States can, and do, take different approaches to issues — which is why Justice Brandeis long ago described states as the “laboratories of democracy.”  In Ohio, we’ve been under a state-ordered lockdown decree for weeks, and most states have similar lockdown orders, but each of the orders varies in terms of who may work, who is considered essential, and what businesses may operate.  Notably, a number of states, primarily in the middle swath of the United States, have not issued lockdown orders at all.  (And, in case you’re curious, those states for the most part have low rates of COVID-19 cases and COVID-19 related deaths, according to the New York Times state tracking tool.)

I say above that we’re going to see a real reminder of the importance of state decision-making very soon because we’re rapidly approaching the point where the states that have been shut down are going to be deciding when, and how, to get back to work.  On Friday, for example, Texas Governor Greg Abbott said he expects to issue an executive order on reopening businesses in this coming week.  Ohio Governor Mike DeWine hasn’t given a deadline, but has said he also is working on an order to reopen the state for business.  We can expect many other states whose statistics are at the low end of the coronavirus incidence rate list to also be looking to get back to normal, and probably sooner rather than later.

Having a state-centric approach is unnerving to some people, who think centralized decision-making is by definition better decision-making.  Having the states act as “laboratories of democracy” in deciding how to reopen after a pandemic seems like the right approach to me, however.  The United States is a big country, and conditions differ significantly from state to state, in ways that are directly relevant to dealing with shutdown orders and pandemics.  Some states are rural, some are industrial.  Some states are densely populated, and some are so wide open it’s breathtaking.  It makes no sense that Wyoming, say, should be on the same timetable as New York or subject to the same requirements as New York.  In reality, governors and state officials know their states far better than federal officials ever could, and they can and will make decisions that are tailored to the needs of their specific constituents.
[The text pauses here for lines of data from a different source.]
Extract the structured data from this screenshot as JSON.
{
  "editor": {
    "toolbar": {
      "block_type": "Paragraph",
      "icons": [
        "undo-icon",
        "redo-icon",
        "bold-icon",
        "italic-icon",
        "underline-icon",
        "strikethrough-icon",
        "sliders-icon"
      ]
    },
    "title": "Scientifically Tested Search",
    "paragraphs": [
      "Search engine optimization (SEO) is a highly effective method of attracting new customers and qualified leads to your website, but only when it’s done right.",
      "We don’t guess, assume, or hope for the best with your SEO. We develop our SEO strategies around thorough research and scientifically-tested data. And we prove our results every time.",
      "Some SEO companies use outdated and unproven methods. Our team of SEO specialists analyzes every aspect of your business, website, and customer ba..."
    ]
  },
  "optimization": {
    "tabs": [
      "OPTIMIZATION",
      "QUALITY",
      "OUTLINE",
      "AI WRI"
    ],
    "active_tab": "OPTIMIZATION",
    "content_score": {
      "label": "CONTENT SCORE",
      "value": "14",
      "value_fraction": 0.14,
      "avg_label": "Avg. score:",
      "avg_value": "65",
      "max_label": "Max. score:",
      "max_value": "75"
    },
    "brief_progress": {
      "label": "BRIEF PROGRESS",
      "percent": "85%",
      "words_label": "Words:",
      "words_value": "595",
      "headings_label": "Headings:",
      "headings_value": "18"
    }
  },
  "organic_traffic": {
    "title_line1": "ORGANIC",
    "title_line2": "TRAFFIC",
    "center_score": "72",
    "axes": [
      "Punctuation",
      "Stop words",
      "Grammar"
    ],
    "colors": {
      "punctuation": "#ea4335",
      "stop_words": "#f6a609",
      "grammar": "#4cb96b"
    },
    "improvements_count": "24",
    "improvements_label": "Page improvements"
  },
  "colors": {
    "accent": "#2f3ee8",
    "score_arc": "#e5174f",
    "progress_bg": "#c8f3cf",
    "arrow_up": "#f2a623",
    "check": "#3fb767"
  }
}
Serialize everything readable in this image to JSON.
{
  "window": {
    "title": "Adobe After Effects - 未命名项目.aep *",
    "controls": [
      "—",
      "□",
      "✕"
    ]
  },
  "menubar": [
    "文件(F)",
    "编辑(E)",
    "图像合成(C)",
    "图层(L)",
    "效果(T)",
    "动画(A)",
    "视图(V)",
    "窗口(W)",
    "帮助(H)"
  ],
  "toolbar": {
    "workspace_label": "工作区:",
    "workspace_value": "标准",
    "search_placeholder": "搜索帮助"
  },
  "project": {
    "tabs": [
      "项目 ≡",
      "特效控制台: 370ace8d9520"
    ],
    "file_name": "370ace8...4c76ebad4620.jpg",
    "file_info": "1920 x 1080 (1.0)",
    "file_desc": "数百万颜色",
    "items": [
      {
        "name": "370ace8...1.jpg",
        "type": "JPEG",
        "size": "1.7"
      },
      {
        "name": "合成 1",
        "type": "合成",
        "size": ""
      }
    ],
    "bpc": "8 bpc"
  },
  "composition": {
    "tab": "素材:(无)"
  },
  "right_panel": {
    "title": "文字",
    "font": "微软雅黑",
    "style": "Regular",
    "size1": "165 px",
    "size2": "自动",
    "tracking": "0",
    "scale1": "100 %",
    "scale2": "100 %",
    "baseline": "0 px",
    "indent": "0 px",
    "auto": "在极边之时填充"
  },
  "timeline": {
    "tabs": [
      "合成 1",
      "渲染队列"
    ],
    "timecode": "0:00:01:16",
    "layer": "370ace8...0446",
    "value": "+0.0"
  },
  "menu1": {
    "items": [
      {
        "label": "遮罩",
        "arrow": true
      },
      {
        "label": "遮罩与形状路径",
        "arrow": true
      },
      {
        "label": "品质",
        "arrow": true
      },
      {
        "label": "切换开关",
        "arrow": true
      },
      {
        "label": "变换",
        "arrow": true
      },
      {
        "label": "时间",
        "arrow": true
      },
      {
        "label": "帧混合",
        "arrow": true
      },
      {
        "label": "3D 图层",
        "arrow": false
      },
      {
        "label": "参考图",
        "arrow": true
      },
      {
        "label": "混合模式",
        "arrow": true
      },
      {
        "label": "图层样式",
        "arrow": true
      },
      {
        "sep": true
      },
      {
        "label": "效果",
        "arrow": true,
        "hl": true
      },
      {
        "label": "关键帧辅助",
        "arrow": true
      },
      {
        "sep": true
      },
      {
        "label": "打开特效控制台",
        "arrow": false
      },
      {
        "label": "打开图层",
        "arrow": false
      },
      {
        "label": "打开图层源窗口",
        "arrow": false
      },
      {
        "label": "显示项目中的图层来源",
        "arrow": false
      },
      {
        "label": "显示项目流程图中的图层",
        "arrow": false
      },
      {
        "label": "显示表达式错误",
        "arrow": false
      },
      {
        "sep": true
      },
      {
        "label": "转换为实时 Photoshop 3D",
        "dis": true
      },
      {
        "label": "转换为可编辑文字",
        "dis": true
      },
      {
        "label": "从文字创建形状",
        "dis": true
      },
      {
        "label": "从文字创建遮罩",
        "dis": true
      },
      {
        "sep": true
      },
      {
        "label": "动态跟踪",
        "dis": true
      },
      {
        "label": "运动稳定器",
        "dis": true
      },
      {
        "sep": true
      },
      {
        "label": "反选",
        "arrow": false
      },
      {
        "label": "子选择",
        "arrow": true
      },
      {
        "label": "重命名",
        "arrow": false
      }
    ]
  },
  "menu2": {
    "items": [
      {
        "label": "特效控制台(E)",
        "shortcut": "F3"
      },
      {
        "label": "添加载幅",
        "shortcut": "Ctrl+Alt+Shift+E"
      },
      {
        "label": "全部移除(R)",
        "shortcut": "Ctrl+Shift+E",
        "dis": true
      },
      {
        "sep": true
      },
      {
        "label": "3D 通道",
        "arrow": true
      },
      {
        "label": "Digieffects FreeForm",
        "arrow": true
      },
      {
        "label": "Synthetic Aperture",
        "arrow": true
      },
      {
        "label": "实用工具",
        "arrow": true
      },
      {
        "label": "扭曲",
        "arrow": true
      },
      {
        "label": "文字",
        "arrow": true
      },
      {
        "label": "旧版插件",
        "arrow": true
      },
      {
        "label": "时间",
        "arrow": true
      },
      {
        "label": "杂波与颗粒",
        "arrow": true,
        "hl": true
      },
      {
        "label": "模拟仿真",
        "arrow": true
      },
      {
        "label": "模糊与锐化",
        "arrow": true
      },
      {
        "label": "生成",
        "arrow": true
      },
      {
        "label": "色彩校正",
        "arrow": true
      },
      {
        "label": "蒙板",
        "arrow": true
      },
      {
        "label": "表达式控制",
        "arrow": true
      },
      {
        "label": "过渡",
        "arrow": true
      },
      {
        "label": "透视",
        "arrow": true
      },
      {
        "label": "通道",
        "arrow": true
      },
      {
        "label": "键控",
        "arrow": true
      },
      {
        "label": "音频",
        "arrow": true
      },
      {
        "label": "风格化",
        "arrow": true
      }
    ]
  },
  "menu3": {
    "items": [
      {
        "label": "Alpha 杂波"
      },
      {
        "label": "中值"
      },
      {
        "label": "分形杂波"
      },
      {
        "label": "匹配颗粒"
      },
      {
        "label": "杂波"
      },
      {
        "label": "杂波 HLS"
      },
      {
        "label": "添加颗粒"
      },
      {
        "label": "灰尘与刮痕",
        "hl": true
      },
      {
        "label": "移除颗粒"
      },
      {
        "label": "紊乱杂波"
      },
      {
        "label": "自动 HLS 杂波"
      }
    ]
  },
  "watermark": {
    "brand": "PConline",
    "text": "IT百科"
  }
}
We should all pay attention, because we’re getting a real-life, real-time civics lesson — and the lessons will continue in the coming days and weeks.  If the national news media is smart, they’ll start paying a little more attention to the different states and how those state officials are deciding how to restart things.

All Together Now

As I’ve taken walks around Schiller Park over the last few days, I’ve noticed that people are interested in publicly expressing their collective community spirit.  The above sign appeared in the window of the Hausfrau Haven, and I’ve seen similar messages chalked onto sidewalks — like “#RallyColumbus.”  It’s all part of an effort by the common folk to show some mutual support, and let their fellow citizens know that we’re all in this together, and that together we will get through our coronavirus trial.

I’m confined to the German Village area, of course, so I can’t say for sure, but I suspect that the signs and sidewalk messages I’ve seen here are just the very small tip of a much larger iceberg that can be found across the country.  Americans have a way of coming together during difficult times, helping each other out, and working to lift each others’ spirits.  Our political representatives might fight like the gingham dog and the calico cat, but the people stand together during the tough times — and messages that express that sentiment in a tangible way, for all to see, really help.  And, of course, there’s a lot more that we can’t see publicly that also reflects a fighting, mutually supportive spirit, like texts among groups of friends and co-workers and e-mail chains and virtual get-togethers and Facebook memes.

The attitude of toughness and resiliency makes me think of one of my favorite Beatles’ songs and video snippets, which appeared at the end of the Yellow Submarine film — All Together Now.  Let’s hope that we can maintain that ‘tude, and it will carry us through.